--- Dataset content ---
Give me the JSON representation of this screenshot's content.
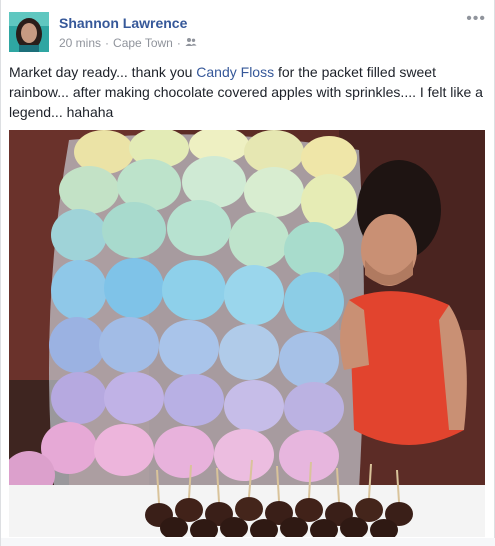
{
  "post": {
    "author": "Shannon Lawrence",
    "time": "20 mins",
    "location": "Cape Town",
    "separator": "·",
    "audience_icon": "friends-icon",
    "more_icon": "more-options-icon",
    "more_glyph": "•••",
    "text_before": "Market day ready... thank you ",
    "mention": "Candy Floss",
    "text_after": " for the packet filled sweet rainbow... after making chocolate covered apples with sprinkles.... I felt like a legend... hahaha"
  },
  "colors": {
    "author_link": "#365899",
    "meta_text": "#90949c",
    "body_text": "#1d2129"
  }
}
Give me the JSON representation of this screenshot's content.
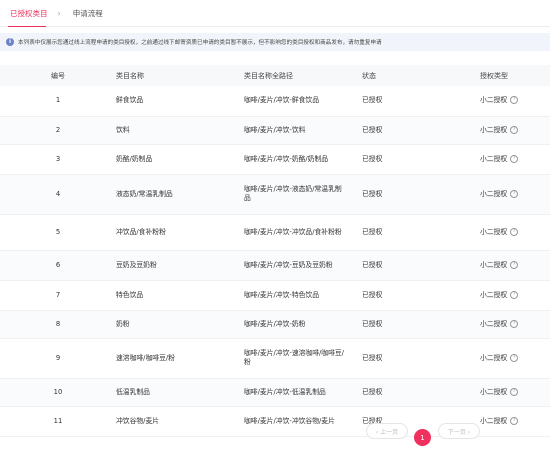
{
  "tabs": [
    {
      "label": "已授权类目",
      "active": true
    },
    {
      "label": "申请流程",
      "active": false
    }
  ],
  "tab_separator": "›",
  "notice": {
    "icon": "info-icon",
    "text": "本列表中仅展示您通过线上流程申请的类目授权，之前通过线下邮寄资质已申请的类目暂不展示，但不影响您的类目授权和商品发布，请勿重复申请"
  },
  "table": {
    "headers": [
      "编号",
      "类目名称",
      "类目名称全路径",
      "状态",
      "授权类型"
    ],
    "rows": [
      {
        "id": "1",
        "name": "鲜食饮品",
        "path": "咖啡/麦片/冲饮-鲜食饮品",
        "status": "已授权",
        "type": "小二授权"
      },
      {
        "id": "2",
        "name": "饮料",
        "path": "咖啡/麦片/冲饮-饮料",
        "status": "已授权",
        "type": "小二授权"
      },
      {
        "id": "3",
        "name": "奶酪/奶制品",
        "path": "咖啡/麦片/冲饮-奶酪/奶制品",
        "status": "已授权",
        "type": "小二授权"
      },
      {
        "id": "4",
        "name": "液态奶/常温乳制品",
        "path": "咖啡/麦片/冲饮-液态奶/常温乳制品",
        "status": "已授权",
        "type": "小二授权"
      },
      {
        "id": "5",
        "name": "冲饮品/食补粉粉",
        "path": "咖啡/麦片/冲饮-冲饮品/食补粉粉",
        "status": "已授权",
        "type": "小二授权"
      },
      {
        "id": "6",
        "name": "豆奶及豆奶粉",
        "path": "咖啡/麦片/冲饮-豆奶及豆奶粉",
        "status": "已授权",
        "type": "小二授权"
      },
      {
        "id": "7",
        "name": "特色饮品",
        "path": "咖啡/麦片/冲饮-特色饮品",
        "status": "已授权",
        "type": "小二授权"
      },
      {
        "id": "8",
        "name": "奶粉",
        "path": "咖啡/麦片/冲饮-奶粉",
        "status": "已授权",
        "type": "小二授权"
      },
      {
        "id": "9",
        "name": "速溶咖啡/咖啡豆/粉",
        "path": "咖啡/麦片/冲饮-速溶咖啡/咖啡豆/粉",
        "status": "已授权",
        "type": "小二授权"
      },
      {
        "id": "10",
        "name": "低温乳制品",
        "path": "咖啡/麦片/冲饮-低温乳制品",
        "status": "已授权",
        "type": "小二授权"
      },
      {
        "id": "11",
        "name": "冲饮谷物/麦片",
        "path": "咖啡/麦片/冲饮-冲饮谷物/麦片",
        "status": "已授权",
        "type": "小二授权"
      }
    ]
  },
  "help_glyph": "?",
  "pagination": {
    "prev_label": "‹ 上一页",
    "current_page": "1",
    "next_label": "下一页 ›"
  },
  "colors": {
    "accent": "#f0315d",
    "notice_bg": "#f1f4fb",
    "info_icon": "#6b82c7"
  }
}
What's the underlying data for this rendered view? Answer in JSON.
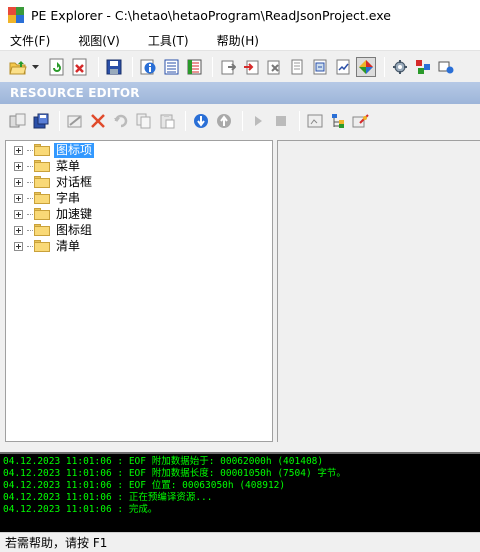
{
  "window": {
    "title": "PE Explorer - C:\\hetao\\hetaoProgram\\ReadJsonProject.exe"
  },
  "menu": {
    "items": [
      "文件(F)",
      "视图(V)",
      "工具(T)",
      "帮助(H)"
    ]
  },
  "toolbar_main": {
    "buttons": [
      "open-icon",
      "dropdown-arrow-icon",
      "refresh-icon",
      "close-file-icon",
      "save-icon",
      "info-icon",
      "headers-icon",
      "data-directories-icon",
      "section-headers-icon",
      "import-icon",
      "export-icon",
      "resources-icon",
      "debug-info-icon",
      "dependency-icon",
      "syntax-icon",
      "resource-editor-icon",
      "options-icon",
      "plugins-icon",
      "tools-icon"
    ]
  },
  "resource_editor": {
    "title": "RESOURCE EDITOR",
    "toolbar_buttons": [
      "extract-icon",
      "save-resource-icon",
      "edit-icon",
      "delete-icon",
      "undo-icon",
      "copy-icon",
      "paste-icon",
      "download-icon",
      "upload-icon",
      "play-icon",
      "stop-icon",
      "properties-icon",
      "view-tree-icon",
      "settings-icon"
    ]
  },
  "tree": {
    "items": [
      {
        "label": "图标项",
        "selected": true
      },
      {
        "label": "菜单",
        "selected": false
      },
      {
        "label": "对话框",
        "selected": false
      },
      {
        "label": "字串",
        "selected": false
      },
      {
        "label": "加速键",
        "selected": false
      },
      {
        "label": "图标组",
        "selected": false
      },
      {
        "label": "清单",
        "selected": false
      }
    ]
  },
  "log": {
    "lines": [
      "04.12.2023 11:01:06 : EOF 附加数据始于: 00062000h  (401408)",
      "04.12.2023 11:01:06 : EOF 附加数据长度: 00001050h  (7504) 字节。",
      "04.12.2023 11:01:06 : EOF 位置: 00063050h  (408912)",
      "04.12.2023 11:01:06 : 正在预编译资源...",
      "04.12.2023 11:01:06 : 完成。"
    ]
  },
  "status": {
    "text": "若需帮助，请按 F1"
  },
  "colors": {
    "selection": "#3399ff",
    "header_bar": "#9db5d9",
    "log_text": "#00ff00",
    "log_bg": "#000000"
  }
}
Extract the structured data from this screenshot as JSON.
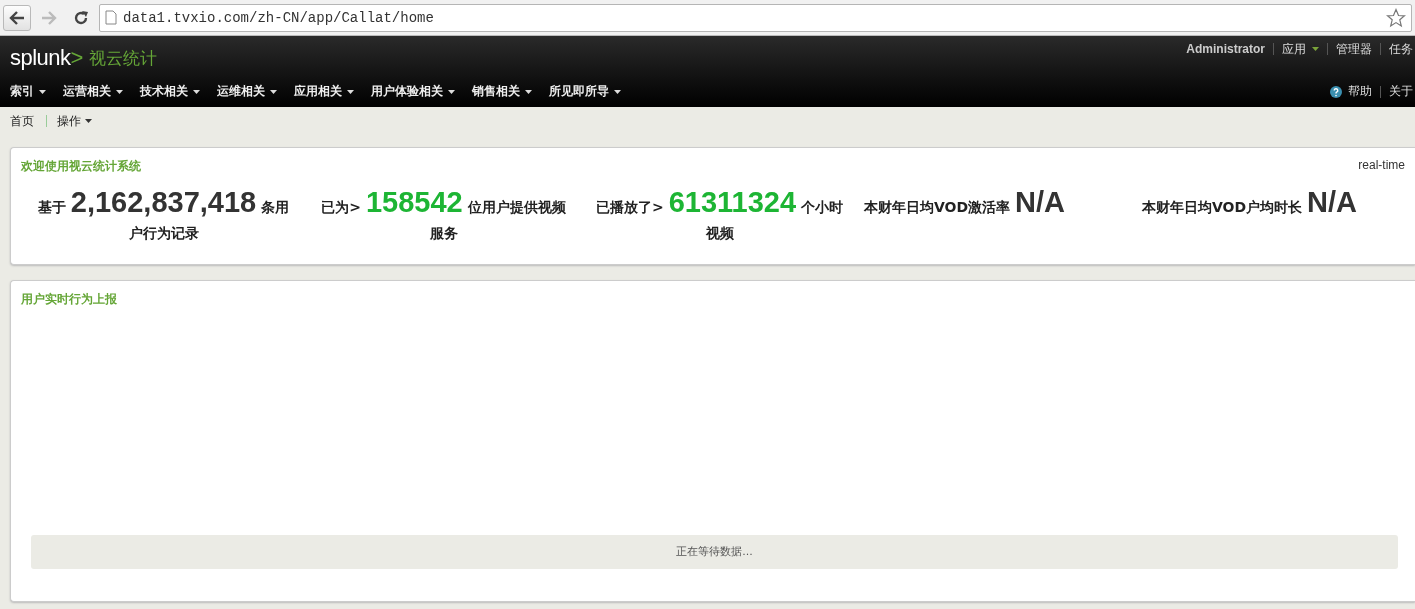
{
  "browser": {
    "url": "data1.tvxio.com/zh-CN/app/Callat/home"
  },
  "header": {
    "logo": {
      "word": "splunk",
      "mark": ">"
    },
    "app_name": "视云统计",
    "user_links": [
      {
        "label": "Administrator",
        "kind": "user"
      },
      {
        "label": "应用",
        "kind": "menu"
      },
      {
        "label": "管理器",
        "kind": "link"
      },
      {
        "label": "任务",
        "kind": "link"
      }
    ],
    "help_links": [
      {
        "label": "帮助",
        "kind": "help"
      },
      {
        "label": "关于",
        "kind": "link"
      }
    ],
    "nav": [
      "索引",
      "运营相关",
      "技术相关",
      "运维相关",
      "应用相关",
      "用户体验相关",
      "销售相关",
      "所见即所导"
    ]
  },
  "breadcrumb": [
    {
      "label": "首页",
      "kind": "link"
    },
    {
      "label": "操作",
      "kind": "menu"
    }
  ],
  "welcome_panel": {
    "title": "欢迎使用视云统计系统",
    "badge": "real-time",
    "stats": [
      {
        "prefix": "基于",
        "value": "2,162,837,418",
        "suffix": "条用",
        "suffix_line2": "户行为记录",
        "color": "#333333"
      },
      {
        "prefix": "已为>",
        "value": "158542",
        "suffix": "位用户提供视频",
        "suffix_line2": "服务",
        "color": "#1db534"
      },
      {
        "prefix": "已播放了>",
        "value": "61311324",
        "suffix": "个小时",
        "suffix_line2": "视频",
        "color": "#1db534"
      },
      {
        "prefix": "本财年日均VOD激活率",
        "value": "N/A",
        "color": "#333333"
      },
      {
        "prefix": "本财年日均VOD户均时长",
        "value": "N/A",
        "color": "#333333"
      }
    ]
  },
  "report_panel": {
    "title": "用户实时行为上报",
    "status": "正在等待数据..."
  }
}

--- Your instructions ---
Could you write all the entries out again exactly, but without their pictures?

--- Solved problem ---
Give me the JSON representation of this screenshot's content.
{
  "post": {
    "author": "Shannon Lawrence",
    "time": "20 mins",
    "location": "Cape Town",
    "separator": "·",
    "audience_icon": "friends-icon",
    "more_icon": "more-options-icon",
    "more_glyph": "•••",
    "text_before": "Market day ready... thank you ",
    "mention": "Candy Floss",
    "text_after": " for the packet filled sweet rainbow... after making chocolate covered apples with sprinkles.... I felt like a legend... hahaha"
  },
  "colors": {
    "author_link": "#365899",
    "meta_text": "#90949c",
    "body_text": "#1d2129"
  }
}
Give me the JSON representation of this screenshot's content.
{
  "tabs": [
    {
      "label": "已授权类目",
      "active": true
    },
    {
      "label": "申请流程",
      "active": false
    }
  ],
  "tab_separator": "›",
  "notice": {
    "icon": "info-icon",
    "text": "本列表中仅展示您通过线上流程申请的类目授权，之前通过线下邮寄资质已申请的类目暂不展示，但不影响您的类目授权和商品发布，请勿重复申请"
  },
  "table": {
    "headers": [
      "编号",
      "类目名称",
      "类目名称全路径",
      "状态",
      "授权类型"
    ],
    "rows": [
      {
        "id": "1",
        "name": "鲜食饮品",
        "path": "咖啡/麦片/冲饮-鲜食饮品",
        "status": "已授权",
        "type": "小二授权"
      },
      {
        "id": "2",
        "name": "饮料",
        "path": "咖啡/麦片/冲饮-饮料",
        "status": "已授权",
        "type": "小二授权"
      },
      {
        "id": "3",
        "name": "奶酪/奶制品",
        "path": "咖啡/麦片/冲饮-奶酪/奶制品",
        "status": "已授权",
        "type": "小二授权"
      },
      {
        "id": "4",
        "name": "液态奶/常温乳制品",
        "path": "咖啡/麦片/冲饮-液态奶/常温乳制品",
        "status": "已授权",
        "type": "小二授权"
      },
      {
        "id": "5",
        "name": "冲饮品/食补粉粉",
        "path": "咖啡/麦片/冲饮-冲饮品/食补粉粉",
        "status": "已授权",
        "type": "小二授权"
      },
      {
        "id": "6",
        "name": "豆奶及豆奶粉",
        "path": "咖啡/麦片/冲饮-豆奶及豆奶粉",
        "status": "已授权",
        "type": "小二授权"
      },
      {
        "id": "7",
        "name": "特色饮品",
        "path": "咖啡/麦片/冲饮-特色饮品",
        "status": "已授权",
        "type": "小二授权"
      },
      {
        "id": "8",
        "name": "奶粉",
        "path": "咖啡/麦片/冲饮-奶粉",
        "status": "已授权",
        "type": "小二授权"
      },
      {
        "id": "9",
        "name": "速溶咖啡/咖啡豆/粉",
        "path": "咖啡/麦片/冲饮-速溶咖啡/咖啡豆/粉",
        "status": "已授权",
        "type": "小二授权"
      },
      {
        "id": "10",
        "name": "低温乳制品",
        "path": "咖啡/麦片/冲饮-低温乳制品",
        "status": "已授权",
        "type": "小二授权"
      },
      {
        "id": "11",
        "name": "冲饮谷物/麦片",
        "path": "咖啡/麦片/冲饮-冲饮谷物/麦片",
        "status": "已授权",
        "type": "小二授权"
      }
    ]
  },
  "help_glyph": "?",
  "pagination": {
    "prev_label": "‹ 上一页",
    "current_page": "1",
    "next_label": "下一页 ›"
  },
  "colors": {
    "accent": "#f0315d",
    "notice_bg": "#f1f4fb",
    "info_icon": "#6b82c7"
  }
}
What's the underlying data for this rendered view? Answer in JSON.
{
  "window": {
    "title": "PE Explorer - C:\\hetao\\hetaoProgram\\ReadJsonProject.exe"
  },
  "menu": {
    "items": [
      "文件(F)",
      "视图(V)",
      "工具(T)",
      "帮助(H)"
    ]
  },
  "toolbar_main": {
    "buttons": [
      "open-icon",
      "dropdown-arrow-icon",
      "refresh-icon",
      "close-file-icon",
      "save-icon",
      "info-icon",
      "headers-icon",
      "data-directories-icon",
      "section-headers-icon",
      "import-icon",
      "export-icon",
      "resources-icon",
      "debug-info-icon",
      "dependency-icon",
      "syntax-icon",
      "resource-editor-icon",
      "options-icon",
      "plugins-icon",
      "tools-icon"
    ]
  },
  "resource_editor": {
    "title": "RESOURCE EDITOR",
    "toolbar_buttons": [
      "extract-icon",
      "save-resource-icon",
      "edit-icon",
      "delete-icon",
      "undo-icon",
      "copy-icon",
      "paste-icon",
      "download-icon",
      "upload-icon",
      "play-icon",
      "stop-icon",
      "properties-icon",
      "view-tree-icon",
      "settings-icon"
    ]
  },
  "tree": {
    "items": [
      {
        "label": "图标项",
        "selected": true
      },
      {
        "label": "菜单",
        "selected": false
      },
      {
        "label": "对话框",
        "selected": false
      },
      {
        "label": "字串",
        "selected": false
      },
      {
        "label": "加速键",
        "selected": false
      },
      {
        "label": "图标组",
        "selected": false
      },
      {
        "label": "清单",
        "selected": false
      }
    ]
  },
  "log": {
    "lines": [
      "04.12.2023 11:01:06 : EOF 附加数据始于: 00062000h  (401408)",
      "04.12.2023 11:01:06 : EOF 附加数据长度: 00001050h  (7504) 字节。",
      "04.12.2023 11:01:06 : EOF 位置: 00063050h  (408912)",
      "04.12.2023 11:01:06 : 正在预编译资源...",
      "04.12.2023 11:01:06 : 完成。"
    ]
  },
  "status": {
    "text": "若需帮助，请按 F1"
  },
  "colors": {
    "selection": "#3399ff",
    "header_bar": "#9db5d9",
    "log_text": "#00ff00",
    "log_bg": "#000000"
  }
}
Extract the structured data from this screenshot as JSON.
{
  "browser": {
    "url": "data1.tvxio.com/zh-CN/app/Callat/home"
  },
  "header": {
    "logo": {
      "word": "splunk",
      "mark": ">"
    },
    "app_name": "视云统计",
    "user_links": [
      {
        "label": "Administrator",
        "kind": "user"
      },
      {
        "label": "应用",
        "kind": "menu"
      },
      {
        "label": "管理器",
        "kind": "link"
      },
      {
        "label": "任务",
        "kind": "link"
      }
    ],
    "help_links": [
      {
        "label": "帮助",
        "kind": "help"
      },
      {
        "label": "关于",
        "kind": "link"
      }
    ],
    "nav": [
      "索引",
      "运营相关",
      "技术相关",
      "运维相关",
      "应用相关",
      "用户体验相关",
      "销售相关",
      "所见即所导"
    ]
  },
  "breadcrumb": [
    {
      "label": "首页",
      "kind": "link"
    },
    {
      "label": "操作",
      "kind": "menu"
    }
  ],
  "welcome_panel": {
    "title": "欢迎使用视云统计系统",
    "badge": "real-time",
    "stats": [
      {
        "prefix": "基于",
        "value": "2,162,837,418",
        "suffix": "条用",
        "suffix_line2": "户行为记录",
        "color": "#333333"
      },
      {
        "prefix": "已为>",
        "value": "158542",
        "suffix": "位用户提供视频",
        "suffix_line2": "服务",
        "color": "#1db534"
      },
      {
        "prefix": "已播放了>",
        "value": "61311324",
        "suffix": "个小时",
        "suffix_line2": "视频",
        "color": "#1db534"
      },
      {
        "prefix": "本财年日均VOD激活率",
        "value": "N/A",
        "color": "#333333"
      },
      {
        "prefix": "本财年日均VOD户均时长",
        "value": "N/A",
        "color": "#333333"
      }
    ]
  },
  "report_panel": {
    "title": "用户实时行为上报",
    "status": "正在等待数据..."
  }
}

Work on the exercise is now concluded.